When President Zelenskyy Thinks Ukraine's Grain Shipments Will Head Out

President Volodymyr Zelenskyy has reaffirmed Ukraine's readiness to export grain.

As Al-Jazeera reports, Russia and Ukraine signed an agreement last week that will allow grain exports to leave Ukraine and arrive in Turkey. This was a necessary diplomatic breakthrough as the cessation of grain shipments that the invasion of Ukraine caused put some 47 million people at risk. Moreover, Ukraine had a surplus of grain in its stockpiles. It needed to be removed before the upcoming harvest, which would only worsen this overflow.

However, less than a day later, Russia fired missiles at the Ukrainian port city of Odesa (via CNBC). This act put the prospect of future exports from the port cities in doubt. Many accused Russia of weaponizing hunger as an extra pressure to convince the world that it should occupy Ukraine. "This proves only one thing: no matter what Russia says and promises, it will find ways not to implement it," Zelenskyy commented at the time.
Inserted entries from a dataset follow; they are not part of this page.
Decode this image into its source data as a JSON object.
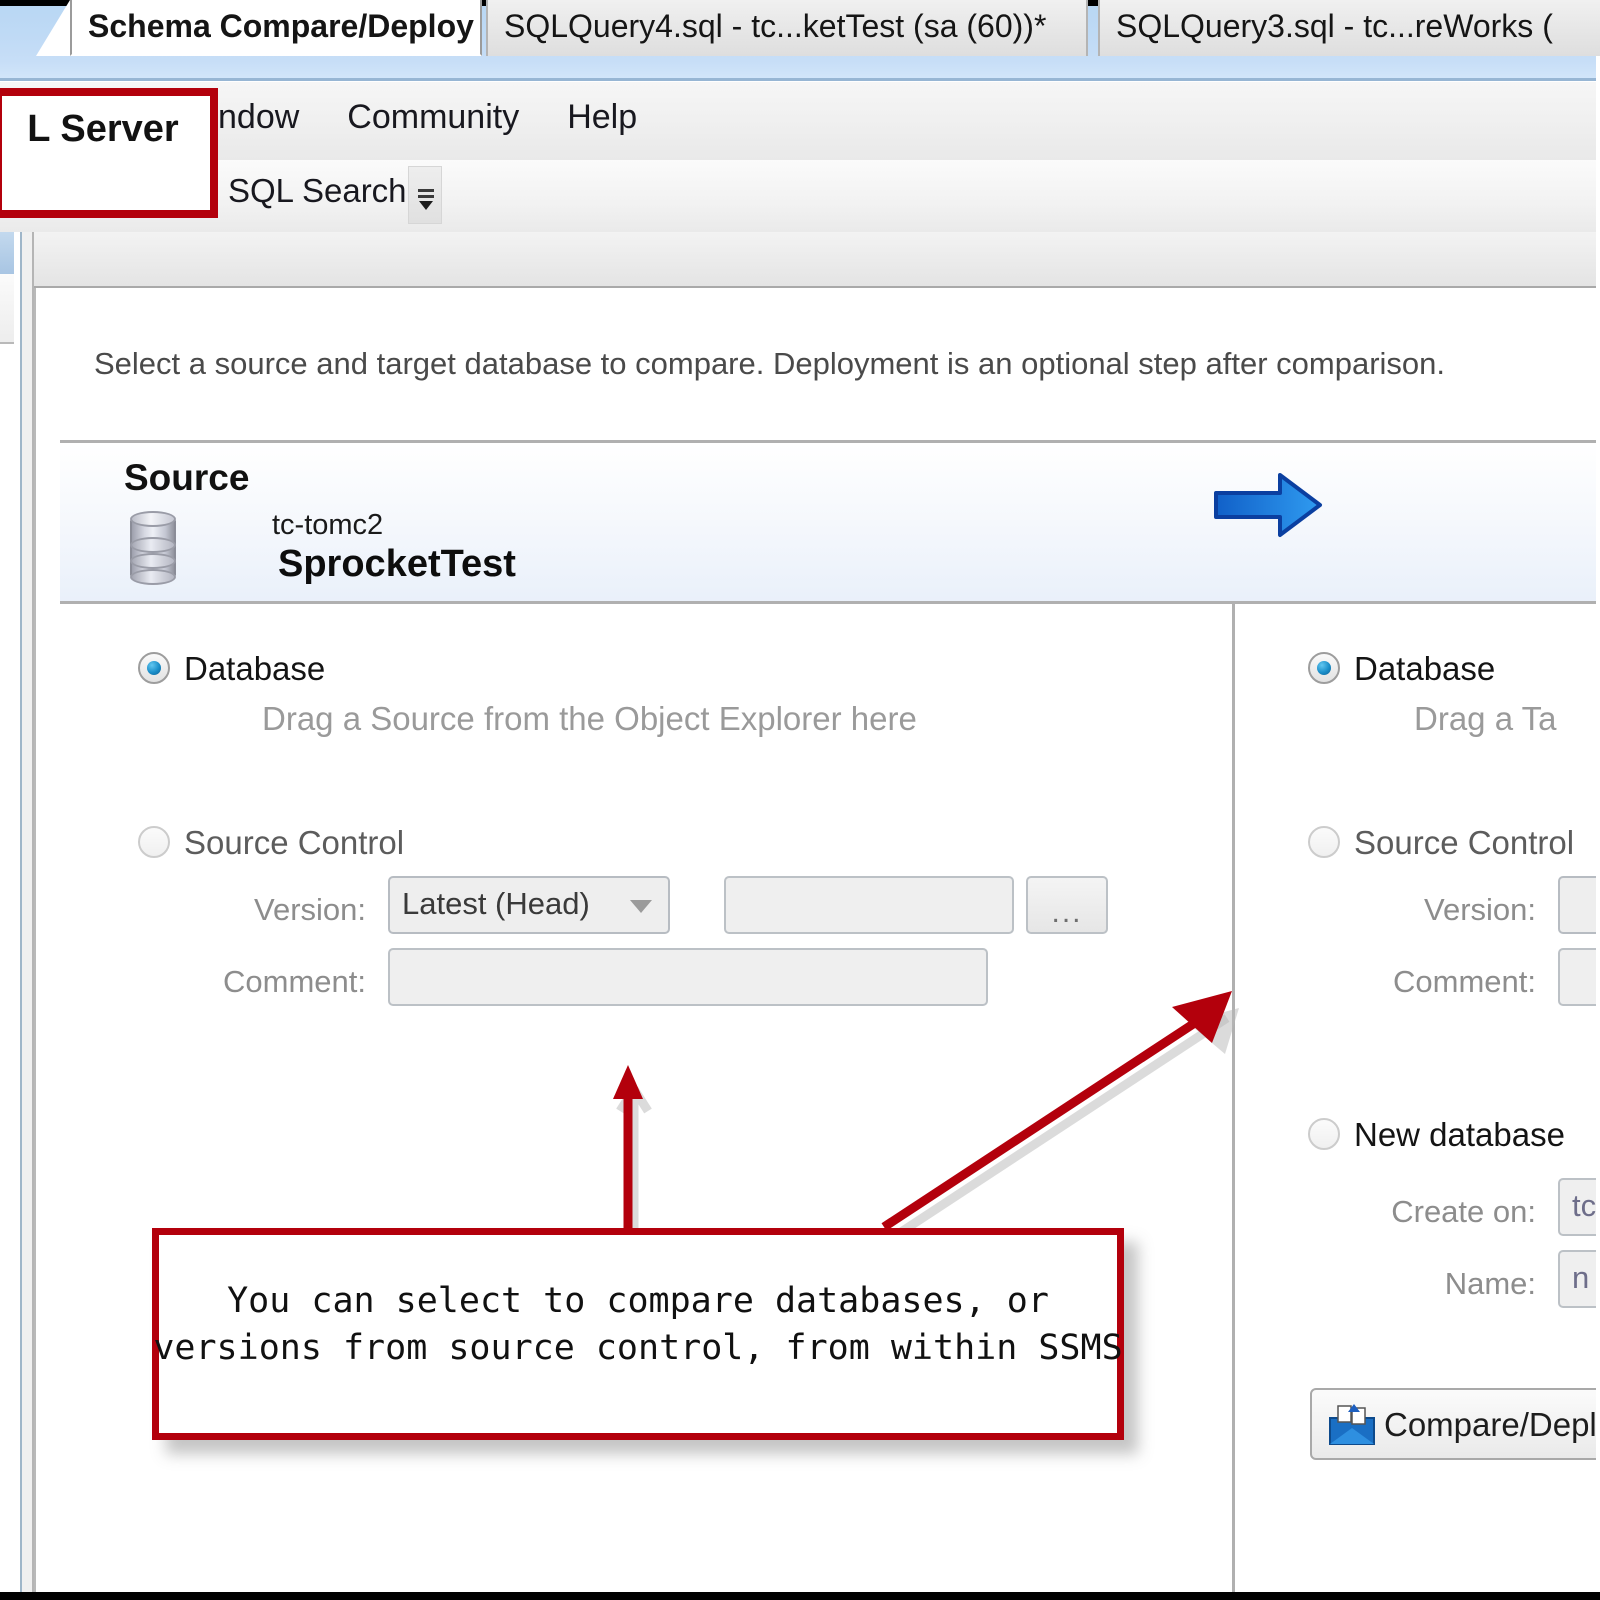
{
  "window": {
    "titlebar_color": "#bfdaf5"
  },
  "menu": {
    "items": [
      "ndow",
      "Community",
      "Help"
    ]
  },
  "toolbar": {
    "sql_search_label": "SQL Search",
    "overflow_icon": "toolbar-overflow-icon"
  },
  "tabs": [
    {
      "label": "Schema Compare/Deploy",
      "active": true
    },
    {
      "label": "SQLQuery4.sql - tc...ketTest (sa (60))*",
      "active": false
    },
    {
      "label": "SQLQuery3.sql - tc...reWorks (",
      "active": false
    }
  ],
  "page": {
    "intro": "Select a source and target database to compare. Deployment is an optional step after comparison.",
    "arrow_icon": "blue-right-arrow-icon",
    "accent_red": "#b3000c",
    "accent_blue": "#1565d8"
  },
  "source": {
    "heading": "Source",
    "db_icon": "database-cylinder-icon",
    "server": "tc-tomc2",
    "database": "SprocketTest",
    "database_option": {
      "label": "Database",
      "selected": true,
      "drag_hint": "Drag a Source from the Object Explorer here"
    },
    "source_control_option": {
      "label": "Source Control",
      "selected": false,
      "version_label": "Version:",
      "version_value": "Latest (Head)",
      "path_value": "",
      "browse_label": "...",
      "comment_label": "Comment:",
      "comment_value": ""
    }
  },
  "target": {
    "database_option": {
      "label": "Database",
      "selected": true,
      "drag_hint": "Drag a Ta"
    },
    "source_control_option": {
      "label": "Source Control",
      "selected": false,
      "version_label": "Version:",
      "comment_label": "Comment:"
    },
    "new_database_option": {
      "label": "New database",
      "selected": false,
      "create_on_label": "Create on:",
      "create_on_value": "tc",
      "name_label": "Name:",
      "name_value": "n"
    },
    "compare_button": {
      "label": "Compare/Deplo",
      "icon": "compare-deploy-icon"
    }
  },
  "annotations": {
    "top_left_box_text": "L Server",
    "callout_text": "You can select to compare databases, or\nversions from source control, from within SSMS",
    "arrow_up_icon": "red-up-arrow-icon",
    "arrow_diagonal_icon": "red-diagonal-arrow-icon"
  }
}
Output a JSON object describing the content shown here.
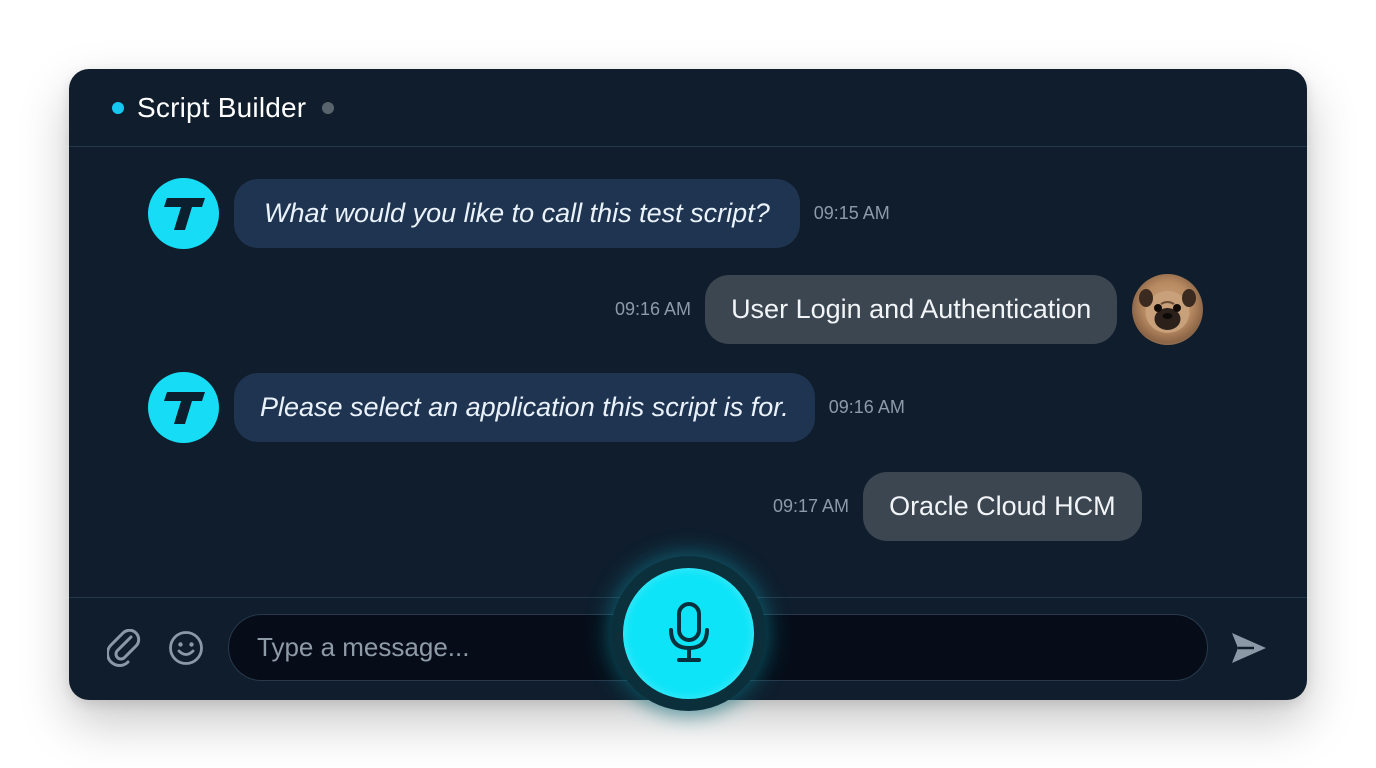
{
  "header": {
    "title": "Script Builder",
    "accent_color": "#14c8f0"
  },
  "messages": [
    {
      "sender": "bot",
      "text": "What would you like to call this test script?",
      "time": "09:15 AM"
    },
    {
      "sender": "user",
      "text": "User Login and Authentication",
      "time": "09:16 AM"
    },
    {
      "sender": "bot",
      "text": "Please select an application this script is for.",
      "time": "09:16 AM"
    },
    {
      "sender": "user",
      "text": "Oracle Cloud HCM",
      "time": "09:17 AM"
    }
  ],
  "composer": {
    "placeholder": "Type a message...",
    "icons": [
      "paperclip-icon",
      "smiley-icon",
      "microphone-icon",
      "send-icon"
    ]
  }
}
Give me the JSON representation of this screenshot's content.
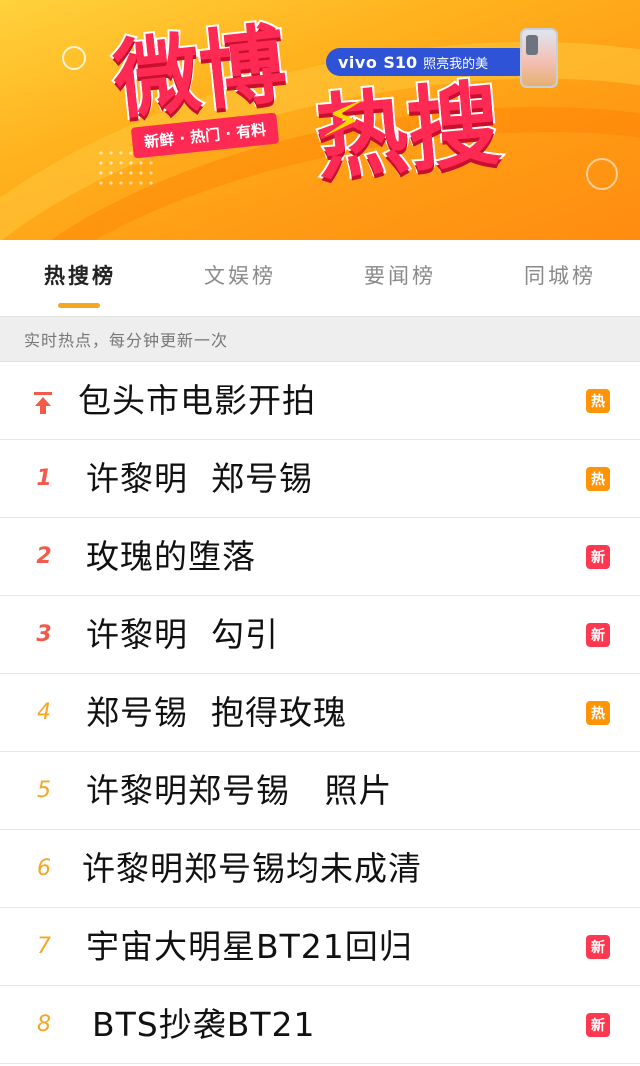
{
  "banner": {
    "logo_top": "微博",
    "logo_bottom": "热搜",
    "tagline": "新鲜 · 热门 · 有料",
    "ad_brand": "vivo",
    "ad_model": "S10",
    "ad_slogan": "照亮我的美"
  },
  "tabs": [
    {
      "label": "热搜榜",
      "active": true
    },
    {
      "label": "文娱榜",
      "active": false
    },
    {
      "label": "要闻榜",
      "active": false
    },
    {
      "label": "同城榜",
      "active": false
    }
  ],
  "subheader": "实时热点，每分钟更新一次",
  "list": [
    {
      "rank": "",
      "pinned": true,
      "title": "包头市电影开拍",
      "badge": "热",
      "badge_type": "hot"
    },
    {
      "rank": "1",
      "pinned": false,
      "title": "许黎明  郑号锡",
      "badge": "热",
      "badge_type": "hot"
    },
    {
      "rank": "2",
      "pinned": false,
      "title": "玫瑰的堕落",
      "badge": "新",
      "badge_type": "new"
    },
    {
      "rank": "3",
      "pinned": false,
      "title": "许黎明  勾引",
      "badge": "新",
      "badge_type": "new"
    },
    {
      "rank": "4",
      "pinned": false,
      "title": "郑号锡  抱得玫瑰",
      "badge": "热",
      "badge_type": "hot"
    },
    {
      "rank": "5",
      "pinned": false,
      "title": "许黎明郑号锡   照片",
      "badge": "",
      "badge_type": ""
    },
    {
      "rank": "6",
      "pinned": false,
      "title": "许黎明郑号锡均未成清",
      "badge": "",
      "badge_type": ""
    },
    {
      "rank": "7",
      "pinned": false,
      "title": "宇宙大明星BT21回归",
      "badge": "新",
      "badge_type": "new"
    },
    {
      "rank": "8",
      "pinned": false,
      "title": "BTS抄袭BT21",
      "badge": "新",
      "badge_type": "new"
    }
  ],
  "colors": {
    "accent": "#f5a623",
    "hot_badge": "#ff9406",
    "new_badge": "#ff3852",
    "top_rank": "#f25a4a"
  },
  "icons": {
    "pin": "arrow-to-top-icon",
    "phone": "phone-icon"
  }
}
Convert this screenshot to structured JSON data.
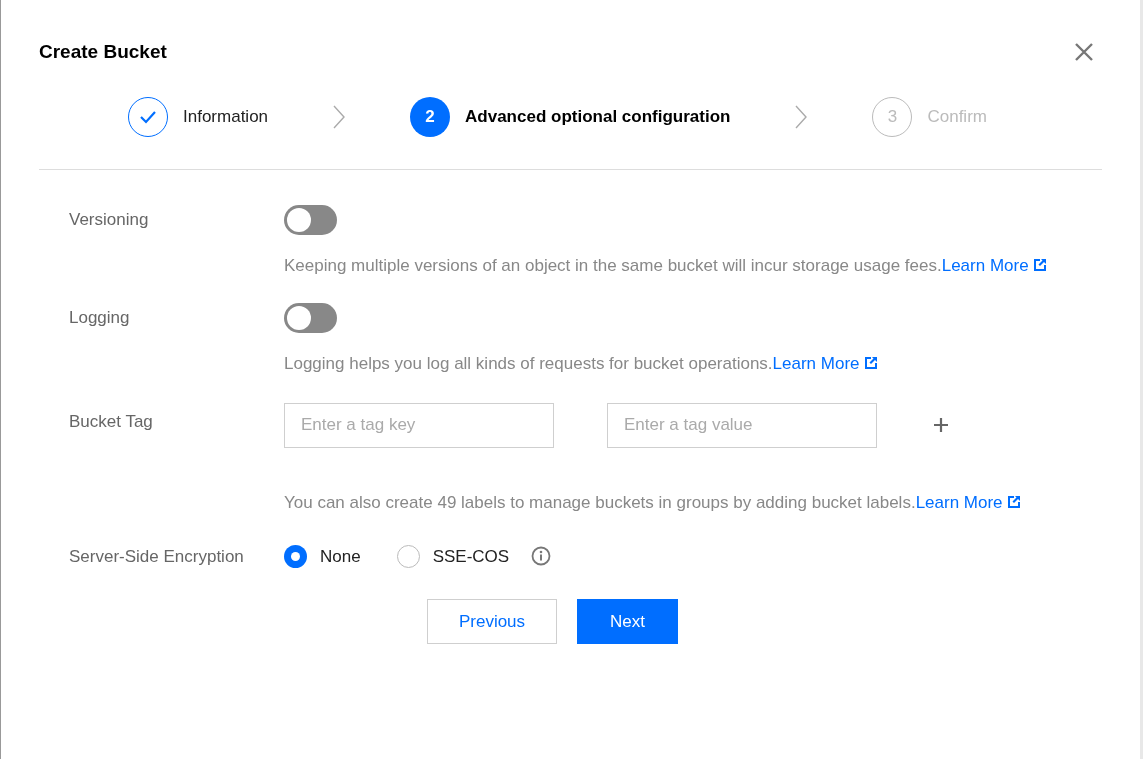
{
  "dialog": {
    "title": "Create Bucket"
  },
  "steps": [
    {
      "label": "Information",
      "kind": "done"
    },
    {
      "number": "2",
      "label": "Advanced optional configuration",
      "kind": "current"
    },
    {
      "number": "3",
      "label": "Confirm",
      "kind": "pending"
    }
  ],
  "versioning": {
    "label": "Versioning",
    "on": false,
    "description": "Keeping multiple versions of an object in the same bucket will incur storage usage fees.",
    "link": "Learn More"
  },
  "logging": {
    "label": "Logging",
    "on": false,
    "description": "Logging helps you log all kinds of requests for bucket operations.",
    "link": "Learn More"
  },
  "bucket_tag": {
    "label": "Bucket Tag",
    "key_placeholder": "Enter a tag key",
    "value_placeholder": "Enter a tag value",
    "description": "You can also create 49 labels to manage buckets in groups by adding bucket labels.",
    "link": "Learn More"
  },
  "encryption": {
    "label": "Server-Side Encryption",
    "options": [
      {
        "label": "None",
        "selected": true
      },
      {
        "label": "SSE-COS",
        "selected": false
      }
    ]
  },
  "buttons": [
    {
      "label": "Previous",
      "kind": "secondary"
    },
    {
      "label": "Next",
      "kind": "primary"
    }
  ]
}
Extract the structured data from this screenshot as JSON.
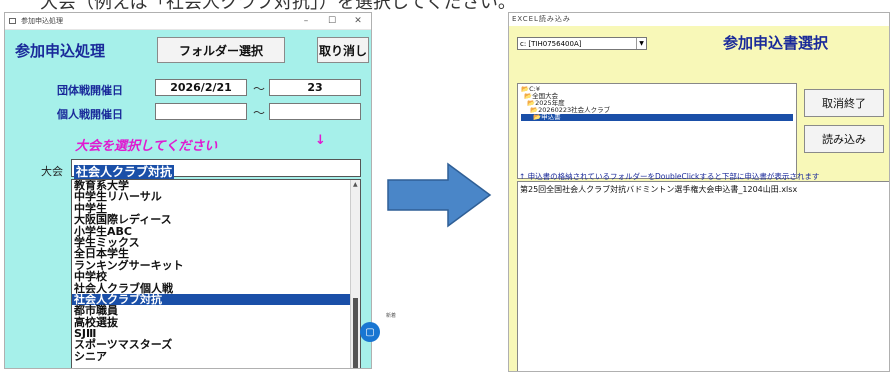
{
  "instruction_top": "大会（例えば「社会人クラブ対抗」）を選択してください。",
  "win1": {
    "title": "参加申込処理",
    "header": "参加申込処理",
    "folder_button": "フォルダー選択",
    "cancel_button": "取り消し",
    "team_date_label": "団体戦開催日",
    "team_date_value": "2026/2/21",
    "team_date_end": "23",
    "indiv_date_label": "個人戦開催日",
    "indiv_date_value": "",
    "indiv_date_end": "",
    "tilde": "〜",
    "prompt": "大会を選択してください",
    "prompt_arrow": "↓",
    "taikai_label": "大会",
    "selected_taikai": "社会人クラブ対抗",
    "list_items": [
      "教育系大学",
      "中学生リハーサル",
      "中学生",
      "大阪国際レディース",
      "小学生ABC",
      "学生ミックス",
      "全日本学生",
      "ランキングサーキット",
      "中学校",
      "社会人クラブ個人戦",
      "社会人クラブ対抗",
      "都市職員",
      "高校選抜",
      "SJⅢ",
      "スポーツマスターズ",
      "シニア"
    ],
    "selected_index": 10,
    "notif_text": "新着"
  },
  "win2": {
    "title": "EXCEL読み込み",
    "drive": "c: [TIH0756400A]",
    "header": "参加申込書選択",
    "tree": [
      "C:¥",
      "全国大会",
      "2025年度",
      "20260223社会人クラブ",
      "申込書"
    ],
    "tree_selected_index": 4,
    "close_button": "取消終了",
    "load_button": "読み込み",
    "notice": "↑ 申込書の格納されているフォルダーをDoubleClickすると下部に申込書が表示されます",
    "files": [
      "第25回全国社会人クラブ対抗バドミントン選手権大会申込書_1204山田.xlsx"
    ]
  },
  "colors": {
    "win1_bg": "#a6f0ea",
    "win2_bg": "#f8f8b8",
    "selection": "#1a4fa8",
    "heading": "#1a2a9a",
    "prompt": "#e01ad0",
    "arrow": "#4a86c8"
  }
}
Now, however, we may have a better understanding of when exactly Ukraine's grain shipments will leave the war-torn nation.

Ukraine's exports are necessary for global food security

Ukraine's grain agreement is already being threatened, but President Volodymyr Zelenskyy has re-expressed Ukraine's readiness and need to resume its exports. According to Reuters, Zelenskyy made a trip to Chronomorsk, a Ukrainian port city near Odesa. "We are ready to export Ukrainian grain," he declared there. "We are waiting for signals from our partners about the start of transportation." He continued by noting that it was important for Ukraine to attempt to remain a food supplier despite attempts to disrupt its trade patterns.

The importance of food trade is made even more evident in a recent report from the Food and Agriculture Organization of the United Nations. Serving as an outlook of the time period from June to September, the report predicts that the war will continue to aggravate food prices and supply chains that have already been hurt by the ongoing aftershocks of the coronavirus pandemic.

These shocks can be seen by data the Ukrainian Agribusiness Club shared with ABC News. Ukraine produces 46% of the world's sunflower oil exports, 37% of its millet, 13% of its barley, 10% of its wheat, 8% of its honey, and 7% of its walnuts. Therefore, if Russia continues its blockade, many will ultimately suffer as grocery prices continue to rise because of the war. Still, Zelenskyy warns that his grain will ship soon, so good news may be on the horizon.